Stretch your arm no farther than your sleeve will reach.
Little barks must keep near shore, Larger ones may venture more.
French: “Selon ta bourse nourris ta bouche.” “Selon le pain il faut le couteau.” “Fou est, qui plus dèpense que sa rente ne vaut.”
Italian: “Noi facciamo la spese secondo l'entrata.” Latin: “Ex quovis ligno non fit Mercurius.” “Parvum parva decent” (Horace). “Messe tenus propria vive” (Persius). “Cui multum est piperis, etiam oleribus immiscet.” “Sumptus censum ne superat” (Plautus). “Si non possis quod velis, velis id quod possis.” “Ne te quæiveris extra” (Horace).
Cut a Dash Make a show. Cut is the French couper, better seen in the noun coup, as a grand coup, a coup de maltre (a masterly stroke), so “to cut” means to make a masterly coup, to do something to be looked at and talked about. Dashing means striking —i.e. showy, as a “dashing fellow,” a “dashing equipage.” To cut a dash is to get one's self looked at and talked about for a showy or striking appearance.
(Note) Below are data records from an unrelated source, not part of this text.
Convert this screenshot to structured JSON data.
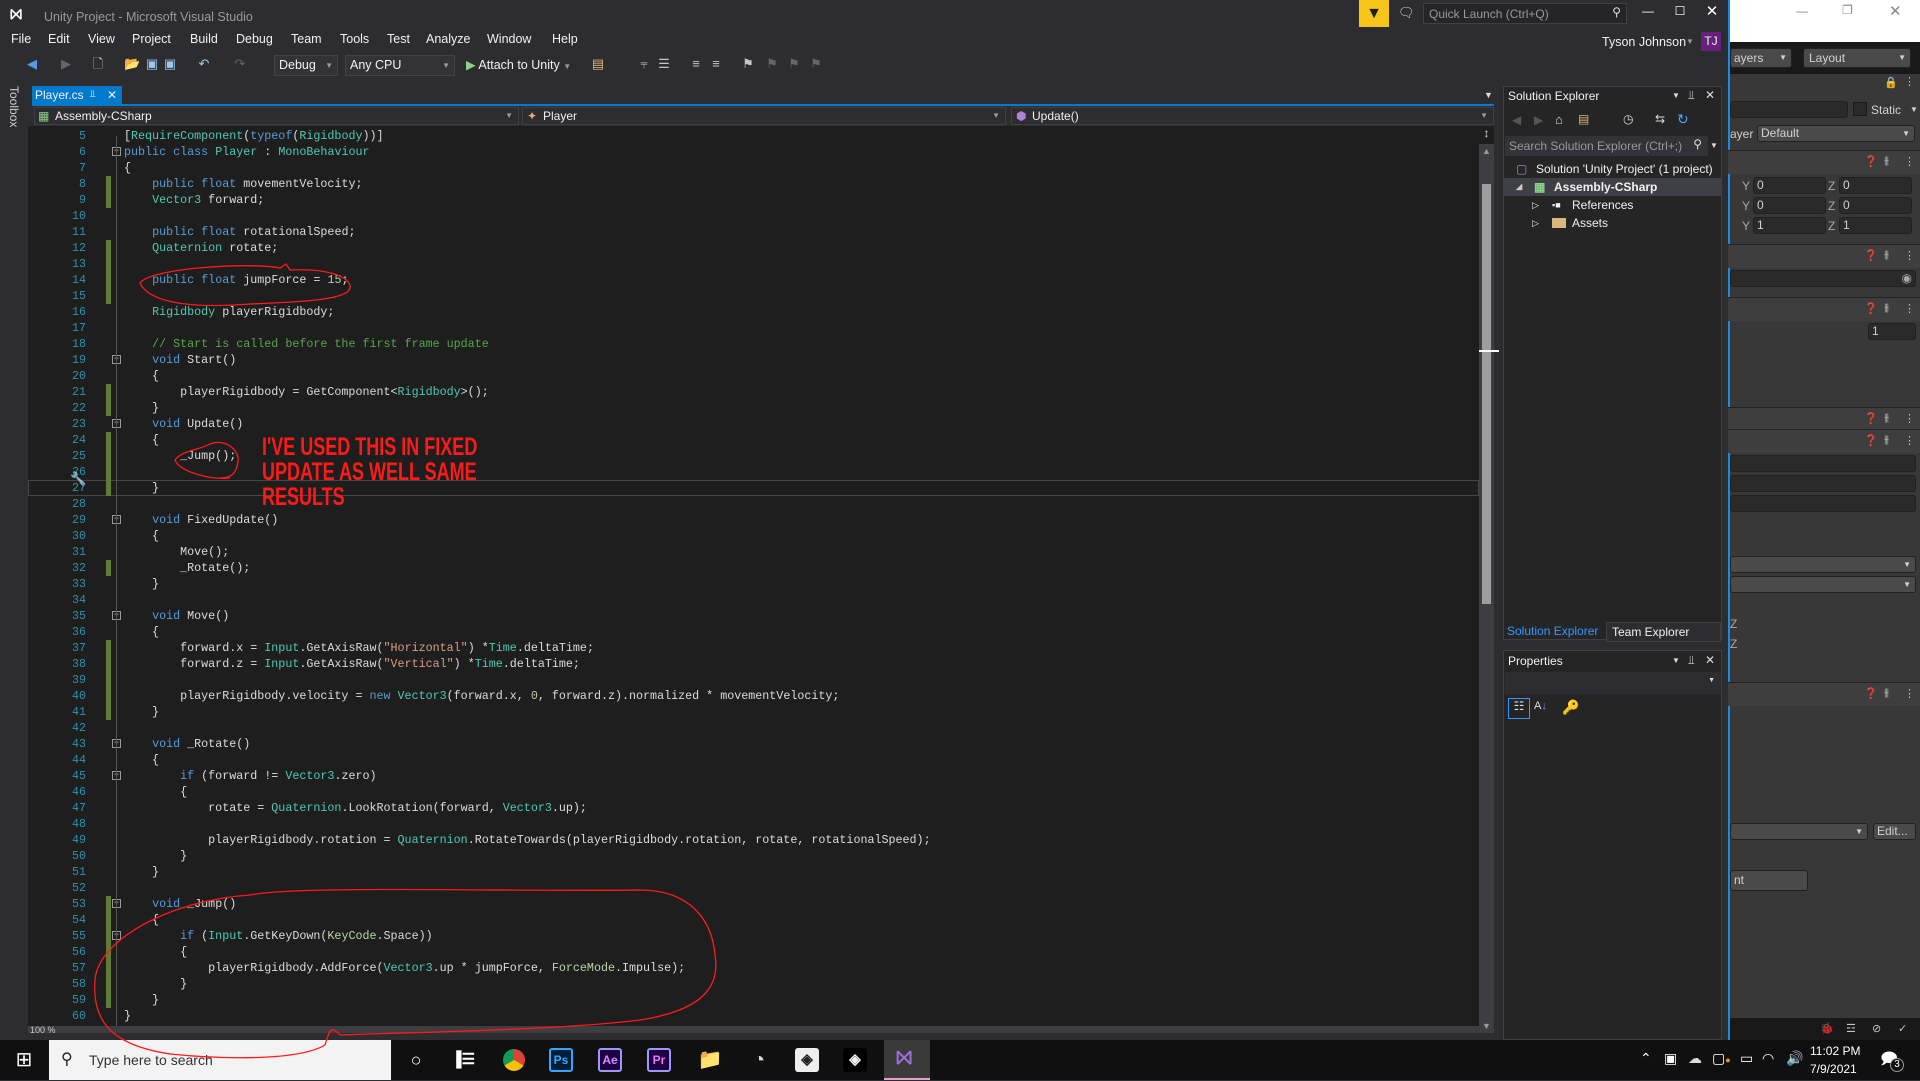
{
  "window": {
    "title": "Unity Project - Microsoft Visual Studio",
    "user_name": "Tyson Johnson",
    "user_initials": "TJ",
    "quick_launch_placeholder": "Quick Launch (Ctrl+Q)"
  },
  "menu": [
    "File",
    "Edit",
    "View",
    "Project",
    "Build",
    "Debug",
    "Team",
    "Tools",
    "Test",
    "Analyze",
    "Window",
    "Help"
  ],
  "toolbar": {
    "config": "Debug",
    "platform": "Any CPU",
    "attach_label": "Attach to Unity"
  },
  "toolbox_label": "Toolbox",
  "tab": {
    "label": "Player.cs"
  },
  "navbar": {
    "project": "Assembly-CSharp",
    "class": "Player",
    "member": "Update()"
  },
  "editor": {
    "zoom": "100 %",
    "changed_lines": [
      8,
      9,
      12,
      13,
      14,
      15,
      21,
      22,
      24,
      25,
      26,
      27,
      32,
      37,
      38,
      39,
      40,
      41,
      53,
      54,
      55,
      56,
      57,
      58,
      59
    ],
    "fold_lines": [
      6,
      19,
      23,
      29,
      35,
      43,
      45,
      53,
      55
    ],
    "current_line": 27,
    "lines": [
      {
        "n": 5,
        "t": [
          [
            "p",
            "["
          ],
          [
            "t",
            "RequireComponent"
          ],
          [
            "p",
            "("
          ],
          [
            "k",
            "typeof"
          ],
          [
            "p",
            "("
          ],
          [
            "t",
            "Rigidbody"
          ],
          [
            "p",
            "))]"
          ]
        ]
      },
      {
        "n": 6,
        "t": [
          [
            "k",
            "public"
          ],
          [
            "p",
            " "
          ],
          [
            "k",
            "class"
          ],
          [
            "p",
            " "
          ],
          [
            "t",
            "Player"
          ],
          [
            "p",
            " : "
          ],
          [
            "t",
            "MonoBehaviour"
          ]
        ]
      },
      {
        "n": 7,
        "t": [
          [
            "p",
            "{"
          ]
        ]
      },
      {
        "n": 8,
        "t": [
          [
            "p",
            "    "
          ],
          [
            "k",
            "public"
          ],
          [
            "p",
            " "
          ],
          [
            "k",
            "float"
          ],
          [
            "p",
            " movementVelocity;"
          ]
        ]
      },
      {
        "n": 9,
        "t": [
          [
            "p",
            "    "
          ],
          [
            "t",
            "Vector3"
          ],
          [
            "p",
            " forward;"
          ]
        ]
      },
      {
        "n": 10,
        "t": []
      },
      {
        "n": 11,
        "t": [
          [
            "p",
            "    "
          ],
          [
            "k",
            "public"
          ],
          [
            "p",
            " "
          ],
          [
            "k",
            "float"
          ],
          [
            "p",
            " rotationalSpeed;"
          ]
        ]
      },
      {
        "n": 12,
        "t": [
          [
            "p",
            "    "
          ],
          [
            "t",
            "Quaternion"
          ],
          [
            "p",
            " rotate;"
          ]
        ]
      },
      {
        "n": 13,
        "t": []
      },
      {
        "n": 14,
        "t": [
          [
            "p",
            "    "
          ],
          [
            "k",
            "public"
          ],
          [
            "p",
            " "
          ],
          [
            "k",
            "float"
          ],
          [
            "p",
            " jumpForce = "
          ],
          [
            "n",
            "15"
          ],
          [
            "p",
            ";"
          ]
        ]
      },
      {
        "n": 15,
        "t": []
      },
      {
        "n": 16,
        "t": [
          [
            "p",
            "    "
          ],
          [
            "t",
            "Rigidbody"
          ],
          [
            "p",
            " playerRigidbody;"
          ]
        ]
      },
      {
        "n": 17,
        "t": []
      },
      {
        "n": 18,
        "t": [
          [
            "p",
            "    "
          ],
          [
            "c",
            "// Start is called before the first frame update"
          ]
        ]
      },
      {
        "n": 19,
        "t": [
          [
            "p",
            "    "
          ],
          [
            "k",
            "void"
          ],
          [
            "p",
            " Start()"
          ]
        ]
      },
      {
        "n": 20,
        "t": [
          [
            "p",
            "    {"
          ]
        ]
      },
      {
        "n": 21,
        "t": [
          [
            "p",
            "        playerRigidbody = GetComponent<"
          ],
          [
            "t",
            "Rigidbody"
          ],
          [
            "p",
            ">();"
          ]
        ]
      },
      {
        "n": 22,
        "t": [
          [
            "p",
            "    }"
          ]
        ]
      },
      {
        "n": 23,
        "t": [
          [
            "p",
            "    "
          ],
          [
            "k",
            "void"
          ],
          [
            "p",
            " Update()"
          ]
        ]
      },
      {
        "n": 24,
        "t": [
          [
            "p",
            "    {"
          ]
        ]
      },
      {
        "n": 25,
        "t": [
          [
            "p",
            "        _Jump();"
          ]
        ]
      },
      {
        "n": 26,
        "t": []
      },
      {
        "n": 27,
        "t": [
          [
            "p",
            "    }"
          ]
        ]
      },
      {
        "n": 28,
        "t": []
      },
      {
        "n": 29,
        "t": [
          [
            "p",
            "    "
          ],
          [
            "k",
            "void"
          ],
          [
            "p",
            " FixedUpdate()"
          ]
        ]
      },
      {
        "n": 30,
        "t": [
          [
            "p",
            "    {"
          ]
        ]
      },
      {
        "n": 31,
        "t": [
          [
            "p",
            "        Move();"
          ]
        ]
      },
      {
        "n": 32,
        "t": [
          [
            "p",
            "        _Rotate();"
          ]
        ]
      },
      {
        "n": 33,
        "t": [
          [
            "p",
            "    }"
          ]
        ]
      },
      {
        "n": 34,
        "t": []
      },
      {
        "n": 35,
        "t": [
          [
            "p",
            "    "
          ],
          [
            "k",
            "void"
          ],
          [
            "p",
            " Move()"
          ]
        ]
      },
      {
        "n": 36,
        "t": [
          [
            "p",
            "    {"
          ]
        ]
      },
      {
        "n": 37,
        "t": [
          [
            "p",
            "        forward.x = "
          ],
          [
            "t",
            "Input"
          ],
          [
            "p",
            ".GetAxisRaw("
          ],
          [
            "s",
            "\"Horizontal\""
          ],
          [
            "p",
            ") *"
          ],
          [
            "t",
            "Time"
          ],
          [
            "p",
            ".deltaTime;"
          ]
        ]
      },
      {
        "n": 38,
        "t": [
          [
            "p",
            "        forward.z = "
          ],
          [
            "t",
            "Input"
          ],
          [
            "p",
            ".GetAxisRaw("
          ],
          [
            "s",
            "\"Vertical\""
          ],
          [
            "p",
            ") *"
          ],
          [
            "t",
            "Time"
          ],
          [
            "p",
            ".deltaTime;"
          ]
        ]
      },
      {
        "n": 39,
        "t": []
      },
      {
        "n": 40,
        "t": [
          [
            "p",
            "        playerRigidbody.velocity = "
          ],
          [
            "k",
            "new"
          ],
          [
            "p",
            " "
          ],
          [
            "t",
            "Vector3"
          ],
          [
            "p",
            "(forward.x, "
          ],
          [
            "n",
            "0"
          ],
          [
            "p",
            ", forward.z).normalized * movementVelocity;"
          ]
        ]
      },
      {
        "n": 41,
        "t": [
          [
            "p",
            "    }"
          ]
        ]
      },
      {
        "n": 42,
        "t": []
      },
      {
        "n": 43,
        "t": [
          [
            "p",
            "    "
          ],
          [
            "k",
            "void"
          ],
          [
            "p",
            " _Rotate()"
          ]
        ]
      },
      {
        "n": 44,
        "t": [
          [
            "p",
            "    {"
          ]
        ]
      },
      {
        "n": 45,
        "t": [
          [
            "p",
            "        "
          ],
          [
            "k",
            "if"
          ],
          [
            "p",
            " (forward != "
          ],
          [
            "t",
            "Vector3"
          ],
          [
            "p",
            ".zero)"
          ]
        ]
      },
      {
        "n": 46,
        "t": [
          [
            "p",
            "        {"
          ]
        ]
      },
      {
        "n": 47,
        "t": [
          [
            "p",
            "            rotate = "
          ],
          [
            "t",
            "Quaternion"
          ],
          [
            "p",
            ".LookRotation(forward, "
          ],
          [
            "t",
            "Vector3"
          ],
          [
            "p",
            ".up);"
          ]
        ]
      },
      {
        "n": 48,
        "t": []
      },
      {
        "n": 49,
        "t": [
          [
            "p",
            "            playerRigidbody.rotation = "
          ],
          [
            "t",
            "Quaternion"
          ],
          [
            "p",
            ".RotateTowards(playerRigidbody.rotation, rotate, rotationalSpeed);"
          ]
        ]
      },
      {
        "n": 50,
        "t": [
          [
            "p",
            "        }"
          ]
        ]
      },
      {
        "n": 51,
        "t": [
          [
            "p",
            "    }"
          ]
        ]
      },
      {
        "n": 52,
        "t": []
      },
      {
        "n": 53,
        "t": [
          [
            "p",
            "    "
          ],
          [
            "k",
            "void"
          ],
          [
            "p",
            " _Jump()"
          ]
        ]
      },
      {
        "n": 54,
        "t": [
          [
            "p",
            "    {"
          ]
        ]
      },
      {
        "n": 55,
        "t": [
          [
            "p",
            "        "
          ],
          [
            "k",
            "if"
          ],
          [
            "p",
            " ("
          ],
          [
            "t",
            "Input"
          ],
          [
            "p",
            ".GetKeyDown("
          ],
          [
            "e",
            "KeyCode"
          ],
          [
            "p",
            ".Space))"
          ]
        ]
      },
      {
        "n": 56,
        "t": [
          [
            "p",
            "        {"
          ]
        ]
      },
      {
        "n": 57,
        "t": [
          [
            "p",
            "            playerRigidbody.AddForce("
          ],
          [
            "t",
            "Vector3"
          ],
          [
            "p",
            ".up * jumpForce, "
          ],
          [
            "e",
            "ForceMode"
          ],
          [
            "p",
            ".Impulse);"
          ]
        ]
      },
      {
        "n": 58,
        "t": [
          [
            "p",
            "        }"
          ]
        ]
      },
      {
        "n": 59,
        "t": [
          [
            "p",
            "    }"
          ]
        ]
      },
      {
        "n": 60,
        "t": [
          [
            "p",
            "}"
          ]
        ]
      },
      {
        "n": 61,
        "t": []
      }
    ]
  },
  "annotation": {
    "lines": [
      "I'VE USED THIS IN FIXED",
      "UPDATE AS WELL SAME",
      "RESULTS"
    ],
    "color": "#ff1a1a"
  },
  "solution_explorer": {
    "title": "Solution Explorer",
    "search_placeholder": "Search Solution Explorer (Ctrl+;)",
    "tree": [
      {
        "label": "Solution 'Unity Project' (1 project)",
        "icon": "solution-icon",
        "level": 0
      },
      {
        "label": "Assembly-CSharp",
        "icon": "csharp-project-icon",
        "level": 1,
        "selected": true,
        "expanded": true
      },
      {
        "label": "References",
        "icon": "references-icon",
        "level": 2
      },
      {
        "label": "Assets",
        "icon": "folder-icon",
        "level": 2
      }
    ],
    "tabs": [
      "Solution Explorer",
      "Team Explorer"
    ],
    "active_tab": "Solution Explorer"
  },
  "properties": {
    "title": "Properties"
  },
  "unity": {
    "layers_label": "ayers",
    "layout_label": "Layout",
    "static_label": "Static",
    "layer_label": "ayer",
    "layer_value": "Default",
    "transform": [
      {
        "y": "0",
        "z": "0"
      },
      {
        "y": "0",
        "z": "0"
      },
      {
        "y": "1",
        "z": "1"
      }
    ],
    "field_value": "1",
    "z_labels": [
      "Z",
      "Z"
    ],
    "edit_button": "Edit...",
    "partial_button": "nt"
  },
  "taskbar": {
    "search_placeholder": "Type here to search",
    "apps": [
      "cortana",
      "task-view",
      "chrome",
      "photoshop",
      "after-effects",
      "premiere",
      "file-explorer",
      "obs",
      "unity",
      "unity-hub",
      "visual-studio"
    ],
    "time": "11:02 PM",
    "date": "7/9/2021",
    "notification_count": "3"
  },
  "colors": {
    "accent": "#007acc",
    "vs_purple": "#68217a",
    "editor_bg": "#1e1e1e",
    "annotation": "#ff1a1a"
  }
}
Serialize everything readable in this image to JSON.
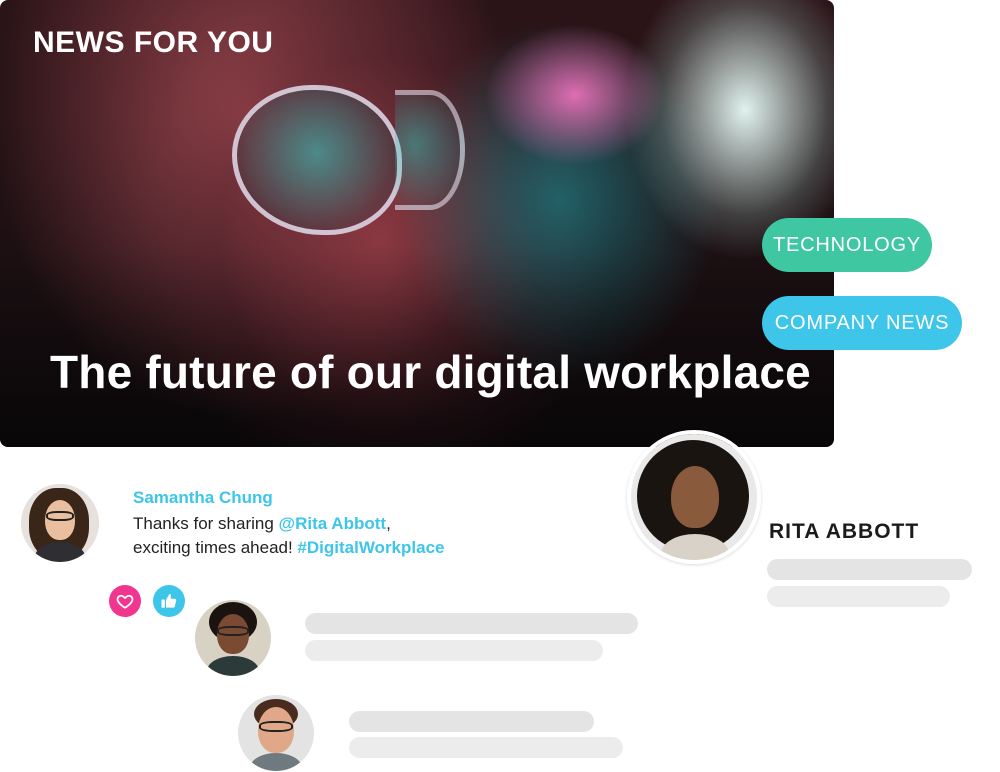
{
  "hero": {
    "kicker": "NEWS FOR YOU",
    "title": "The future of our digital workplace"
  },
  "tags": [
    {
      "label": "TECHNOLOGY",
      "color": "#3fc7a2"
    },
    {
      "label": "COMPANY NEWS",
      "color": "#3ec5ea"
    }
  ],
  "author": {
    "name": "RITA ABBOTT"
  },
  "comment": {
    "author": "Samantha Chung",
    "text_prefix": "Thanks for sharing ",
    "mention": "@Rita Abbott",
    "text_middle": ",",
    "text_line2": "exciting times ahead! ",
    "hashtag": "#DigitalWorkplace"
  },
  "reactions": [
    {
      "icon": "heart-icon",
      "color": "#f0368f"
    },
    {
      "icon": "thumbs-up-icon",
      "color": "#3ec5ea"
    }
  ],
  "colors": {
    "accent_blue": "#3ec5ea",
    "accent_green": "#3fc7a2",
    "accent_pink": "#f0368f",
    "placeholder": "#e4e4e4"
  }
}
Source: Dictionary of Phrase and Fable, E. Cobham Brewer, 1894